Arriving in St Ives itself, I started meandering up and down the main streets, visiting all of the art galleries. There are hundreds of them ranging from places like The Craftsman Gallery selling huge, expensive pieces by artists like Matthew Lanyon to tiny little built-in-your-front-room galleries such as the one where Alexandra Dickens exhibits her richly colourful abstracts. A new find for me this trip was the work of Sean Taylor whose clever, happy graphic paintings of Cornish places were refreshing and put a big smile on my face. Here's his St Michael's Mount:
Apart from the seafront and a couple of streets just about navigable by car, most of St Ives consists of 'downalongs'; tiny winding alleyways and cut-throughs that are great fun to explore. And you can't go more than a couple of minutes before finding yet another gallery or artist's studio. I met a lot of new people this time and bought prints by Gerry Plumb and St Ives Art Club painter Keith Bennett (see cow painting below). I stopped off at the Beach Restaurant for a delicious Newlyn crab salad and then, because the sun was so glorious, the only thing to do was head for the harbour and a Uren's Cornish ice cream. Nom.

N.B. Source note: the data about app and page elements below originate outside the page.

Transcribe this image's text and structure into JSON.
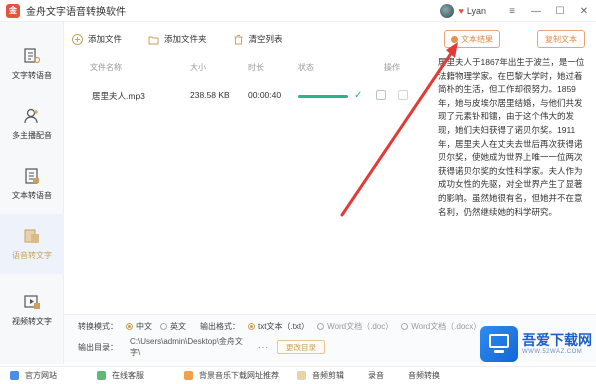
{
  "app": {
    "title": "金舟文字语音转换软件",
    "logo_glyph": "金",
    "username": "Lyan",
    "window_controls": {
      "menu": "≡",
      "minimize": "—",
      "maximize": "☐",
      "close": "✕"
    }
  },
  "sidebar": {
    "items": [
      {
        "label": "文字转语音",
        "icon": "text-to-speech-icon"
      },
      {
        "label": "多主播配音",
        "icon": "multi-anchor-icon"
      },
      {
        "label": "文本转语音",
        "icon": "text-file-icon"
      },
      {
        "label": "语音转文字",
        "icon": "speech-to-text-icon",
        "active": true
      },
      {
        "label": "视频转文字",
        "icon": "video-to-text-icon"
      }
    ]
  },
  "toolbar": {
    "add_file": "添加文件",
    "add_folder": "添加文件夹",
    "clear_list": "清空列表",
    "text_result": "文本结果",
    "copy_text": "复制文本"
  },
  "table": {
    "headers": [
      "文件名称",
      "大小",
      "时长",
      "状态",
      "操作"
    ],
    "rows": [
      {
        "name": "居里夫人.mp3",
        "size": "238.58 KB",
        "duration": "00:00:40",
        "progress": 1.0
      }
    ]
  },
  "result_text": "居里夫人于1867年出生于波兰，是一位法籍物理学家。在巴黎大学时，她过着简朴的生活，但工作却很努力。1859年，她与皮埃尔居里结婚，与他们共发现了元素钋和镭，由于这个伟大的发现，她们夫妇获得了诺贝尔奖。1911年，居里夫人在丈夫去世后再次获得诺贝尔奖，使她成为世界上唯一一位两次获得诺贝尔奖的女性科学家。夫人作为成功女性的先驱，对全世界产生了显著的影响。虽然她很有名，但她并不在意名利，仍然继续她的科学研究。",
  "settings": {
    "convert_mode_label": "转换模式：",
    "mode_chinese": "中文",
    "mode_english": "英文",
    "output_format_label": "输出格式：",
    "format_txt": "txt文本（.txt）",
    "format_doc": "Word文档（.doc）",
    "format_docx": "Word文档（.docx）",
    "output_dir_label": "输出目录：",
    "output_path": "C:\\Users\\admin\\Desktop\\金舟文字\\",
    "more": "···",
    "change_dir": "更改目录"
  },
  "statusbar": {
    "official_site": "官方网站",
    "online_service": "在线客服",
    "bg_music": "背景音乐下载网址推荐",
    "audio_edit": "音频剪辑",
    "recording": "录音",
    "audio_convert": "音频转换"
  },
  "watermark": {
    "title": "吾爱下载网",
    "subtitle": "WWW.52WAZ.COM"
  },
  "colors": {
    "accent": "#c9a15a",
    "orange": "#e8a37a",
    "green": "#2bb38a",
    "arrow": "#e23b35"
  }
}
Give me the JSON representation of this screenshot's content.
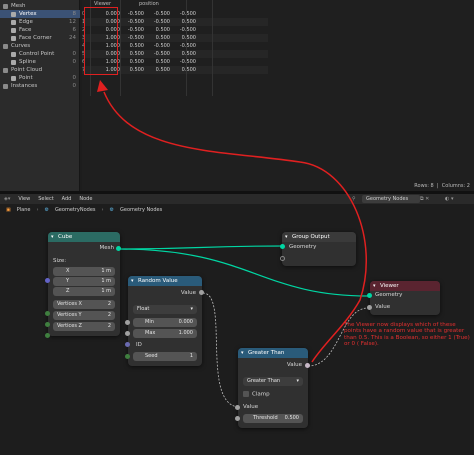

I took a walk out onto Smeaton's Pier to wave to the fishermen as they came back with their hauls and to watch the very tame turnstones and sparrows weaving their way in among the drying crab and lobster pots looking for tubeworms, sea lice and leftover bait.
It's always a wrench to leave St Ives but I had an evening dinner date with my brother and family. Little did I realise, however, that I'd end up being roped into running an art class for my sister in law's Brownie pack. It was great fun though and I had them creating all manner of monsters with which to decorate their hut for their Halloween party. And it led to today's new doodle:
'What great monsters! Where do you get your ideas from?'